## Exercise description
All records below are to be set down exactly, each character intact.

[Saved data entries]
--- START ---

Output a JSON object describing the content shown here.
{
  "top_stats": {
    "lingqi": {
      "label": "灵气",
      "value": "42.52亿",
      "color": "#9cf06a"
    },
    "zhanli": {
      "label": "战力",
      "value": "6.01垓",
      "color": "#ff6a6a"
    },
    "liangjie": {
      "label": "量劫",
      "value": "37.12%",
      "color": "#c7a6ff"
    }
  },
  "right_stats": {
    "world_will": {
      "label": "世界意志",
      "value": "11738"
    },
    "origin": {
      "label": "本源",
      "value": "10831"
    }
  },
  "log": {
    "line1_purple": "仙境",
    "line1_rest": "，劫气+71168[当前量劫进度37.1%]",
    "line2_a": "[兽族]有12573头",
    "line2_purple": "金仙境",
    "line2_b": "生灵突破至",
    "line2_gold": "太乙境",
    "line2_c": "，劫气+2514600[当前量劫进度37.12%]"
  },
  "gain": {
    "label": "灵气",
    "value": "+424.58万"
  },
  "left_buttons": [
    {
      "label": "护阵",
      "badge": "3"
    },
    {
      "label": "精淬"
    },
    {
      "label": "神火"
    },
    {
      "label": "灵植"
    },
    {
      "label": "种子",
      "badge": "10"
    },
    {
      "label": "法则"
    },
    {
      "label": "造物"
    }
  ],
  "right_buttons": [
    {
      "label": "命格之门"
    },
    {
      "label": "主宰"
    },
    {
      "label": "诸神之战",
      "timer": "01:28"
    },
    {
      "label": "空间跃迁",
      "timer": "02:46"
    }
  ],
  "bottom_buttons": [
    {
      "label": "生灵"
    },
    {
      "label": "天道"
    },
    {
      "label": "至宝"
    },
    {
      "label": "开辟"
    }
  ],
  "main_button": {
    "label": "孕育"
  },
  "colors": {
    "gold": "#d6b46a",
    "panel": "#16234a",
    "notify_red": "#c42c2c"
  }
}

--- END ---

## Task response
Output a JSON object describing the content shown here.
{
  "top_stats": {
    "lingqi": {
      "label": "灵气",
      "value": "42.52亿",
      "color": "#9cf06a"
    },
    "zhanli": {
      "label": "战力",
      "value": "6.01垓",
      "color": "#ff6a6a"
    },
    "liangjie": {
      "label": "量劫",
      "value": "37.12%",
      "color": "#c7a6ff"
    }
  },
  "right_stats": {
    "world_will": {
      "label": "世界意志",
      "value": "11738"
    },
    "origin": {
      "label": "本源",
      "value": "10831"
    }
  },
  "log": {
    "line1_purple": "仙境",
    "line1_rest": "，劫气+71168[当前量劫进度37.1%]",
    "line2_a": "[兽族]有12573头",
    "line2_purple": "金仙境",
    "line2_b": "生灵突破至",
    "line2_gold": "太乙境",
    "line2_c": "，劫气+2514600[当前量劫进度37.12%]"
  },
  "gain": {
    "label": "灵气",
    "value": "+424.58万"
  },
  "left_buttons": [
    {
      "label": "护阵",
      "badge": "3"
    },
    {
      "label": "精淬"
    },
    {
      "label": "神火"
    },
    {
      "label": "灵植"
    },
    {
      "label": "种子",
      "badge": "10"
    },
    {
      "label": "法则"
    },
    {
      "label": "造物"
    }
  ],
  "right_buttons": [
    {
      "label": "命格之门"
    },
    {
      "label": "主宰"
    },
    {
      "label": "诸神之战",
      "timer": "01:28"
    },
    {
      "label": "空间跃迁",
      "timer": "02:46"
    }
  ],
  "bottom_buttons": [
    {
      "label": "生灵"
    },
    {
      "label": "天道"
    },
    {
      "label": "至宝"
    },
    {
      "label": "开辟"
    }
  ],
  "main_button": {
    "label": "孕育"
  },
  "colors": {
    "gold": "#d6b46a",
    "panel": "#16234a",
    "notify_red": "#c42c2c"
  }
}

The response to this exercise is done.